Snuggling up next to each other on the couch to read a book aloud is one of the special bonding rituals between parents and children—and one that research shows helps make a kid more successful in school. When a parent gets locked up, it brings an abrupt end to sitting on the sofa and turning the pages of The Cat in the Hat together.
But children and incarcerated parents in New York City can still connect and read a book together thanks to TeleStory, a two-year-old program run at a branch of the Brooklyn Public Library. The initiative increases childhood literacy by using free live video conferencing to connect children to incarcerated parents at Rikers Island and borough-based Department of Corrections Jails.
“Once that monitor is flipped on, it’s amazing how invisible the technology becomes,” Nick Higgins, the director of outreach services for the Brooklyn Public Library, told TakePart. “The moment that dad pops up on the screen—and I see this in almost every visit—once the families connect, it’s like everything fades away and it’s literally a conversation among family members. And it’s about the child, and about reading books together and singing songs,”
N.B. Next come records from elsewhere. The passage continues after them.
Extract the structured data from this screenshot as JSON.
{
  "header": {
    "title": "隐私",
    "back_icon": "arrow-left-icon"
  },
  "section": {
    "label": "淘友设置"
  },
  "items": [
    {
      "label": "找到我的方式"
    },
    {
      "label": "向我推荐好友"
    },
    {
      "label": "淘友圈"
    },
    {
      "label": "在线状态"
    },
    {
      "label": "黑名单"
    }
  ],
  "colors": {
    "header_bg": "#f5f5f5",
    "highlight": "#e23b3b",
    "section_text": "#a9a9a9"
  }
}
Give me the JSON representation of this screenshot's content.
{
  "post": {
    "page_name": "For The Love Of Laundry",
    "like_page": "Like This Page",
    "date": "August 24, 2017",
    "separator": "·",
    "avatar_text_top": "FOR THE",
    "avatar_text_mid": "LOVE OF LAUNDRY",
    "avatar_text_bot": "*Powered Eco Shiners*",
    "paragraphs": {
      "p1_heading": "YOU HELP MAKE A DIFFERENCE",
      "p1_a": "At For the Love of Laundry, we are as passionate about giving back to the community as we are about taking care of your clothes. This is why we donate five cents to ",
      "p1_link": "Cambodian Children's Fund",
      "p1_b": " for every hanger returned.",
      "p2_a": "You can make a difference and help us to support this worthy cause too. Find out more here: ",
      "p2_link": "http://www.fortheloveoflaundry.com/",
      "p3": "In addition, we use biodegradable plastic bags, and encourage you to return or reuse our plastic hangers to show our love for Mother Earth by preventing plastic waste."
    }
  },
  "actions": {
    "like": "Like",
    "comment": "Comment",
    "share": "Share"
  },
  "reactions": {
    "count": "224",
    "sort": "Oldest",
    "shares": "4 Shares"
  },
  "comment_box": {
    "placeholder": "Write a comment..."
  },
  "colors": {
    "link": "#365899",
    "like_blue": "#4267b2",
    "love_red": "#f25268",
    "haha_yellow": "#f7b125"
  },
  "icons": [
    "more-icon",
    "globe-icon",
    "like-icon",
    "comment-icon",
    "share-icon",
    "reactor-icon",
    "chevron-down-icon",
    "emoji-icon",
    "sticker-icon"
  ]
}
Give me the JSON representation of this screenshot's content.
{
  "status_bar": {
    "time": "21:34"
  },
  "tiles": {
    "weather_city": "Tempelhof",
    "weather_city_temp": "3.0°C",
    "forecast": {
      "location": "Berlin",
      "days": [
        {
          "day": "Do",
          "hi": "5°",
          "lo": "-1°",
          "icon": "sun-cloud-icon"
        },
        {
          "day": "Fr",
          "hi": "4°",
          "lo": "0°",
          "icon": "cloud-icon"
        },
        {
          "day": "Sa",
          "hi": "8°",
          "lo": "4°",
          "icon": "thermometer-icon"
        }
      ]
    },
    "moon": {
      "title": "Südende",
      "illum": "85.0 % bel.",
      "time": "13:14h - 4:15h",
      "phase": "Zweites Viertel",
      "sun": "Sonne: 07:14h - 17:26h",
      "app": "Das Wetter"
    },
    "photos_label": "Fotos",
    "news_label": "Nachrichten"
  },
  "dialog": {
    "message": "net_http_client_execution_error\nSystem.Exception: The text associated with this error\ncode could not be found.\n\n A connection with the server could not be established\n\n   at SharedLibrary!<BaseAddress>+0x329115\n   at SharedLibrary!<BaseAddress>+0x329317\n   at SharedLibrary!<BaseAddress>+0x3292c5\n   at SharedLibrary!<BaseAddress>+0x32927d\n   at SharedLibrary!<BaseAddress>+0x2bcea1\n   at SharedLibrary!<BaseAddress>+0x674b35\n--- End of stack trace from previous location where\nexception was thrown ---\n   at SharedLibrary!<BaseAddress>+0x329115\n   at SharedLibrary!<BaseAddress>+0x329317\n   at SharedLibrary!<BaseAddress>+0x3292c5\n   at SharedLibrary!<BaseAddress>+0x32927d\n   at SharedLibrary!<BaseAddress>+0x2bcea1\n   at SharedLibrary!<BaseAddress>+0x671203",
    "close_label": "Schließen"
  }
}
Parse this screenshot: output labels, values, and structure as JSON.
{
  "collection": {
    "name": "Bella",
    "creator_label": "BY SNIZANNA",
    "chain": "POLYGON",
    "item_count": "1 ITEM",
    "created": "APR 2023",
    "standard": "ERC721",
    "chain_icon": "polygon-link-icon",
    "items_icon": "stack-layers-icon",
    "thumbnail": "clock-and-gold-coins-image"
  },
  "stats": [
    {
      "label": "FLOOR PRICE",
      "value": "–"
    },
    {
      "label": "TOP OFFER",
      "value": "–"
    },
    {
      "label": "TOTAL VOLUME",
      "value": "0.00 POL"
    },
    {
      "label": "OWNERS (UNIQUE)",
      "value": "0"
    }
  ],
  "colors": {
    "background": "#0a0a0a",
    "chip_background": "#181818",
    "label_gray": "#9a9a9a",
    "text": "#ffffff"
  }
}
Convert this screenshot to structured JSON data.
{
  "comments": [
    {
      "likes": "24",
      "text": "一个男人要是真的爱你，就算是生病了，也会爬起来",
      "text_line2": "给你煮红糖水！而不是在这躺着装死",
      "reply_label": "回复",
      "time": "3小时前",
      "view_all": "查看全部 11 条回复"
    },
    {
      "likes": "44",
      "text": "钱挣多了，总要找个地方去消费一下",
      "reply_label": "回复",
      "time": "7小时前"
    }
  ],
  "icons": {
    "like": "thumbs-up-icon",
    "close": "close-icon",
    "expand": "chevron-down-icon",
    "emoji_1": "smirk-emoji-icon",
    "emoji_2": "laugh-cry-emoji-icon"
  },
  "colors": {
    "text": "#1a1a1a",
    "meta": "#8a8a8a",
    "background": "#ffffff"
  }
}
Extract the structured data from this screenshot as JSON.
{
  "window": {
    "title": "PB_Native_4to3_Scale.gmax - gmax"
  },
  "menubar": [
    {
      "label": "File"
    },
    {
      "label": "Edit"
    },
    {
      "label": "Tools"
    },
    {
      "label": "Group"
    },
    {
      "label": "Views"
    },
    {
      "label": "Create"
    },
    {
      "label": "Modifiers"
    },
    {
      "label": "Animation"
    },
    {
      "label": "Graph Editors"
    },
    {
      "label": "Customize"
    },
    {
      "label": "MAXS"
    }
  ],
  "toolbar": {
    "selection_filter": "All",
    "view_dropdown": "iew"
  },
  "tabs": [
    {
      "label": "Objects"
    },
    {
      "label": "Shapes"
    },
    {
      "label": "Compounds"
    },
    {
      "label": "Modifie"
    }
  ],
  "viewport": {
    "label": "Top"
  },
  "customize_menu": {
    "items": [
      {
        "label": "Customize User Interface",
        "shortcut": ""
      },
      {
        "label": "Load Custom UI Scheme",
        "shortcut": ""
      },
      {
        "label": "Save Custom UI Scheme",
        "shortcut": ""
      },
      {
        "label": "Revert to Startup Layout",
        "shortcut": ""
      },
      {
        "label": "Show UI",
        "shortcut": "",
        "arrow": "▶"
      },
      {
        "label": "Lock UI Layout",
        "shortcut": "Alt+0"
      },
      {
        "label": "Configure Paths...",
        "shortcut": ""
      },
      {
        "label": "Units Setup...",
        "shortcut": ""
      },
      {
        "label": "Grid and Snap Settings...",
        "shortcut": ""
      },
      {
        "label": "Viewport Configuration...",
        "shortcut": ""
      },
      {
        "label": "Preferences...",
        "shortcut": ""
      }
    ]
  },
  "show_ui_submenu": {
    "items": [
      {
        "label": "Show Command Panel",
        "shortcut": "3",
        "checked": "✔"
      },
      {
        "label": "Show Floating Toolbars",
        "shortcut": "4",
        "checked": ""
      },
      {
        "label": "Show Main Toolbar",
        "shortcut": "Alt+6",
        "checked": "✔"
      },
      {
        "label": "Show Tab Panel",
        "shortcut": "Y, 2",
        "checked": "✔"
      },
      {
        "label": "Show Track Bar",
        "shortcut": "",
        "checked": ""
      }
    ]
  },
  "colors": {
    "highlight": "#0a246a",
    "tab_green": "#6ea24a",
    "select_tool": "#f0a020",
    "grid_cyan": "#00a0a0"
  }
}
Now Higgins and his team have the opportunity to expand TeleStory to 12 library branches across Brooklyn. On Thursday it was announced that the program is one of 14 winners of the Knight News Challenge on Libraries, and the library will receive nearly $400,000 to support its growth.